As reported this week by quite a few sources (Newsday article here), Amazon Founder and CEO Jeff Bezos, accompanied by his vast wealth, has discovered what are believed to be (as CNN puts it): “… the F-1 engines that powered the Saturn V rocket carrying Neil Armstrong and the Apollo 11 mission to the moon…”. The two primary newsworthy events here are: a) they’re possibly intact? Wow! and b) they were found in 14,000 feet of water (c? rich peoples deep pockets = deep sea). Of course, the cynical side of me wonders if Bezos chose this week to make the announcement so as not to be overshadowed by James Cameron’s Abyss descent. Which then leads me to question whether Bezos might simply have more money than he knows what to do with and whether this is the best use of his money.
Neat-o or Eg-o? (Not the waffle)
So the real question for aviation/space lovers is this: is this really a great endeavor, or is it just kind of nice he’s doing it? For my $0.02, I’m not sure this venture is an entirely useful investment. While I do think Cameron’s ‘third person to do it, and first in 50 years’ headline is worthy, I believe so in part because new science may be performed and new technology developed. And not to be taken wrong, I’m all for exploration for the sake of exploration, but this engine recovery thing to me seems more like….nostalgia.
When they raise the engine(s), what do we learn other than that we can raise heavy engines? I think I’d rather see Bezos use the money for other things that actually advance aviation and space, like helping his company Blue Origin to not crash another spacecraft.
So lets say you’re a muti-billionaire, and you’re dying to put you money into something space or aviation-related. You’ve already got a spaceship company; what else…. how about do somehting good? Like donate a FLARM traffic collision warning device to all light aircraft owners, and push the FAA to make it mandatory? (We had an apparent mid-air collision in Colorado last week, which probably could have been avoided by two of those.) Wow, that would be useful. Or maybe fund 1000 scholarships for aeronautical engineers? Or…the list goes on.
Does spending what surely must be millions on this venture (they’re not releasing figures) justify this particular attempt?
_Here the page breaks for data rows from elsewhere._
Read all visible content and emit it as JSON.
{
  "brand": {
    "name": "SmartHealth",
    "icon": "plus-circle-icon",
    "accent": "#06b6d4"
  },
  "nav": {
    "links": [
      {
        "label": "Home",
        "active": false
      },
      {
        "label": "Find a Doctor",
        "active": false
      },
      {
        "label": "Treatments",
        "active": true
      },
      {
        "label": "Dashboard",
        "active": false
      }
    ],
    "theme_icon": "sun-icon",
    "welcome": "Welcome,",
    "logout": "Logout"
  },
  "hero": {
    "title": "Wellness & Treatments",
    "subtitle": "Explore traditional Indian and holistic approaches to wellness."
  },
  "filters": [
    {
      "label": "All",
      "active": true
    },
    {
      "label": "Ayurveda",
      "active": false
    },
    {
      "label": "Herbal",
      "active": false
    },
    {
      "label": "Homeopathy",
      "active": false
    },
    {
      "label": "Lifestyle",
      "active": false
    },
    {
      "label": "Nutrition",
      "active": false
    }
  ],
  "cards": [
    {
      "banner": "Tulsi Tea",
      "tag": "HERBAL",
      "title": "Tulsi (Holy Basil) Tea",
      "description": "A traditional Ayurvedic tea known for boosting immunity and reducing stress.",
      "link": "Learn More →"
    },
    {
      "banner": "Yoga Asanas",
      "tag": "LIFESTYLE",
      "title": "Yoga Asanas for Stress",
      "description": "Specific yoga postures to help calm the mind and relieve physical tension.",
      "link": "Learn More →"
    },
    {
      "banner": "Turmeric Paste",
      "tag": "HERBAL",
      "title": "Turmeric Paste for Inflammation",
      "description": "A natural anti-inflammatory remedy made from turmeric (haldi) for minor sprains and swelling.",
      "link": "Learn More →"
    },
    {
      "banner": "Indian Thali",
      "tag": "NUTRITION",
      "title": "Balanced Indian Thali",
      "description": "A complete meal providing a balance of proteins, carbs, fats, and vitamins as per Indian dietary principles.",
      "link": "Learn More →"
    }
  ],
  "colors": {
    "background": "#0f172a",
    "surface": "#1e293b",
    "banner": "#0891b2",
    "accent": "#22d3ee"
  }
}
While I think it would be great to see these engines in a museum (NASA still claims wnership), I don’t think I need to see the actual engines, where a model, or a test engine of the same variety might be provided. Such as the F1 engine here on display in Huntsville, Alabama.